• **Task goal**:
The response must consist of each line in the listing that has the word "subtitle" in it.

• **Information given**:
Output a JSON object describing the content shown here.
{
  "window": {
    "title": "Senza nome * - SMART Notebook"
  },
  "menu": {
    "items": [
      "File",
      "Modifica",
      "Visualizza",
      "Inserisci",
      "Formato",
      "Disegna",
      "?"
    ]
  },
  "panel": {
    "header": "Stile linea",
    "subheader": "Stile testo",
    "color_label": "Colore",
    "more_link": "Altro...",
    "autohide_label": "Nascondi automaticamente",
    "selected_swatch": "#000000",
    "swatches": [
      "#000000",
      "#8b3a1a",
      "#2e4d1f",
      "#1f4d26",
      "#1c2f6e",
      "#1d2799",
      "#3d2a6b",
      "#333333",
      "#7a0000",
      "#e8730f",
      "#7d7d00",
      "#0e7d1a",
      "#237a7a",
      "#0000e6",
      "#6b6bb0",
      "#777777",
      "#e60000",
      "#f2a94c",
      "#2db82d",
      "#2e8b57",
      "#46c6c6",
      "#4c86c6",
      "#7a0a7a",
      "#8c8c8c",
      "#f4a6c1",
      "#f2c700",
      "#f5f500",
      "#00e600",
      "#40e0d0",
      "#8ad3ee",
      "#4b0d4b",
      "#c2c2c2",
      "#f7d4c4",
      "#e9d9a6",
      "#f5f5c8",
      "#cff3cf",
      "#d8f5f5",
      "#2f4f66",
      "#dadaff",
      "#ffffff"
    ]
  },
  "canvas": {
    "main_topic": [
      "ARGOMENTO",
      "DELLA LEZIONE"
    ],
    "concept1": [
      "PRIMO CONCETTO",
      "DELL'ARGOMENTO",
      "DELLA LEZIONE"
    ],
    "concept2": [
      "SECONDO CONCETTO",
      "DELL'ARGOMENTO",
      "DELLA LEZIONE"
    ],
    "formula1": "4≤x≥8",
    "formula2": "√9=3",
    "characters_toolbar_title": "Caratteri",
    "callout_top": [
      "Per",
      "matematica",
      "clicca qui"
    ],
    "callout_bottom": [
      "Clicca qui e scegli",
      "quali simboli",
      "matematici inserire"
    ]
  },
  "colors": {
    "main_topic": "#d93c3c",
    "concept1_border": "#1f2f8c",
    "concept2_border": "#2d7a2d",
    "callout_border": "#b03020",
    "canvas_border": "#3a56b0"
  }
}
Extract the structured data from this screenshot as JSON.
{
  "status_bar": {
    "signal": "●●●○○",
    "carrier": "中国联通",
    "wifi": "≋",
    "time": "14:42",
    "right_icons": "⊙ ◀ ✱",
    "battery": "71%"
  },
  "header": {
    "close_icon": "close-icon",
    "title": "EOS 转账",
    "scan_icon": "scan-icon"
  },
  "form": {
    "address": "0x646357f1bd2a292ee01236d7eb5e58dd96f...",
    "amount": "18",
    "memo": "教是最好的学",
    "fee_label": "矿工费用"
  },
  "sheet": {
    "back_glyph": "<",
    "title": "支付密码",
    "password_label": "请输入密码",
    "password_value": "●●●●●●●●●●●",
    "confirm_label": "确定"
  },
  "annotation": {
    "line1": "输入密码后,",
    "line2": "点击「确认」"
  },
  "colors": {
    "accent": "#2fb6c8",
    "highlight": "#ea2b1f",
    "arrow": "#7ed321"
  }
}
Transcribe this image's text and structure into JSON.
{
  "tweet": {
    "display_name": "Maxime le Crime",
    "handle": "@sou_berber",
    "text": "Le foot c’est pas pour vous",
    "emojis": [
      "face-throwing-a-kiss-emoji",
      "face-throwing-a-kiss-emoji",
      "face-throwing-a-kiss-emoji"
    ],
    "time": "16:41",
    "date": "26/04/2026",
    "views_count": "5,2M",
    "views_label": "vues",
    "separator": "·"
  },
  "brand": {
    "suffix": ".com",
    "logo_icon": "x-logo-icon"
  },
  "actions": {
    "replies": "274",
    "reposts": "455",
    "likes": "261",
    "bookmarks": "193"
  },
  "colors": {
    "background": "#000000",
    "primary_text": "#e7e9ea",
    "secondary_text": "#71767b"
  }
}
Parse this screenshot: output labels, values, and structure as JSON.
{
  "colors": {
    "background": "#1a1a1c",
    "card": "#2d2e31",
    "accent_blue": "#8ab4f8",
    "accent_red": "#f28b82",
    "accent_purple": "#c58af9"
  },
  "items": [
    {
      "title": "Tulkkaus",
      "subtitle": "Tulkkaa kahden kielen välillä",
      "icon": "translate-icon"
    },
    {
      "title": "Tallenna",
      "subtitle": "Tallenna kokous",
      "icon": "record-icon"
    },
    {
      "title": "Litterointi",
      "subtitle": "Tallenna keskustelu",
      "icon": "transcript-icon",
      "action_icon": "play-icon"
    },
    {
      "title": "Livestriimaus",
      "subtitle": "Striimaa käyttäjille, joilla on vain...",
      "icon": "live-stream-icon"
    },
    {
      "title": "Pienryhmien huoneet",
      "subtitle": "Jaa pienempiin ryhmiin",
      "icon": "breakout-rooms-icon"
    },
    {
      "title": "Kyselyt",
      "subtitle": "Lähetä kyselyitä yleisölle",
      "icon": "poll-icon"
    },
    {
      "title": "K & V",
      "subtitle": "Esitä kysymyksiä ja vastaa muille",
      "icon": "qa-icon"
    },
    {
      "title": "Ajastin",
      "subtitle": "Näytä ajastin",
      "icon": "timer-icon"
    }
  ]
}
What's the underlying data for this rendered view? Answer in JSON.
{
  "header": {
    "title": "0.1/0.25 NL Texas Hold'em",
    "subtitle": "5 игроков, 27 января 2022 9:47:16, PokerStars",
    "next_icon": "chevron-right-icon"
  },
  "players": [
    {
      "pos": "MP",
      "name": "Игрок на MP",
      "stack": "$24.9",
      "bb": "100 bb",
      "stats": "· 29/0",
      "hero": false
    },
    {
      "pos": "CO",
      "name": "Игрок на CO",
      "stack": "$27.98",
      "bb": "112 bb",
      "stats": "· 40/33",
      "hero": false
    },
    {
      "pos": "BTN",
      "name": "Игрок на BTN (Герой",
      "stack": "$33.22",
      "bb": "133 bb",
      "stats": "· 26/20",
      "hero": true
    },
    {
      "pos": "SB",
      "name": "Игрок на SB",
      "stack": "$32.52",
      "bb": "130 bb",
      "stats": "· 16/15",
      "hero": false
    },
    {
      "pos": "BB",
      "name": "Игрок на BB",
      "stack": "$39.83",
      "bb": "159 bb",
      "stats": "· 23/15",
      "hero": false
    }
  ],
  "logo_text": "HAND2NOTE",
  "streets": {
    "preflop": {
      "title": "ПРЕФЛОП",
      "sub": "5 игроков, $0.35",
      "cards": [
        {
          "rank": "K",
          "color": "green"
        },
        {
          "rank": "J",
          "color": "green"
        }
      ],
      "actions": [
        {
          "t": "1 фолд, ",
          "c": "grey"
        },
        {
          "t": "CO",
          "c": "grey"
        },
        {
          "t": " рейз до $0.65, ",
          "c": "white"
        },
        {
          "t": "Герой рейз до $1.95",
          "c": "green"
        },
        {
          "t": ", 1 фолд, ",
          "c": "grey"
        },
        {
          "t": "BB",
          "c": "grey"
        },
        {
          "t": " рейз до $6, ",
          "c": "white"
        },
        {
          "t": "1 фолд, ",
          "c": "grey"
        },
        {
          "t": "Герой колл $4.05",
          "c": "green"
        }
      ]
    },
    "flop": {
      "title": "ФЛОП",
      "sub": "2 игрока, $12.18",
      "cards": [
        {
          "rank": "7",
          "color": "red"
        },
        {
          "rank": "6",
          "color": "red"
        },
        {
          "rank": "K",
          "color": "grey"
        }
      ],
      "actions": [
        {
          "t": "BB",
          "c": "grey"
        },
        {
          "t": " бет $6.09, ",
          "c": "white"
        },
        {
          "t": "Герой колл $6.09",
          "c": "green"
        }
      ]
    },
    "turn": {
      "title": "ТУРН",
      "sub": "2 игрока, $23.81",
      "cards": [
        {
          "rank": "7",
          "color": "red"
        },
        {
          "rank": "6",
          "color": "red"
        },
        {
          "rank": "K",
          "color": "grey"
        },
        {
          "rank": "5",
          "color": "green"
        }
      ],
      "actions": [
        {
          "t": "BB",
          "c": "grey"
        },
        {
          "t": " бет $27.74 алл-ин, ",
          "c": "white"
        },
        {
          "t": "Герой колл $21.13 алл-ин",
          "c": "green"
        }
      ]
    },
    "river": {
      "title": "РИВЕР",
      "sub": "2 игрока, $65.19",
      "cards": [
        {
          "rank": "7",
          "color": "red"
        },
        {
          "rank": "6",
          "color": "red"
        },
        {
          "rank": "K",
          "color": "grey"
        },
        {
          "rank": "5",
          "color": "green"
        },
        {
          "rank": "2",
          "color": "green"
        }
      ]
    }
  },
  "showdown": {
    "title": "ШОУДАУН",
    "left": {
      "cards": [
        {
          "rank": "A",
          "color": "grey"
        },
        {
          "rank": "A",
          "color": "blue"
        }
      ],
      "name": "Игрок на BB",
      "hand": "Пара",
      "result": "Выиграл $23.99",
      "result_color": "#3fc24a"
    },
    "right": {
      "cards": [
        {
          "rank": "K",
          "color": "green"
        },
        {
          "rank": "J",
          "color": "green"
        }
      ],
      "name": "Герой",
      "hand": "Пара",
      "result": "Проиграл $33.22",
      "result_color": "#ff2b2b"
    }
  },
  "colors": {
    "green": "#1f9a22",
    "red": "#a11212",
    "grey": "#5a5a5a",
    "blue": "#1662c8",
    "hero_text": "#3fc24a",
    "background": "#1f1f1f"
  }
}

• **Answer for the task**:
      "subtitle": "Tulkkaa kahden kielen välillä",
      "subtitle": "Tallenna kokous",
      "subtitle": "Tallenna keskustelu",
      "subtitle": "Striimaa käyttäjille, joilla on vain...",
      "subtitle": "Jaa pienempiin ryhmiin",
      "subtitle": "Lähetä kyselyitä yleisölle",
      "subtitle": "Esitä kysymyksiä ja vastaa muille",
      "subtitle": "Näytä ajastin",
    "subtitle": "5 игроков, 27 января 2022 9:47:16, PokerStars",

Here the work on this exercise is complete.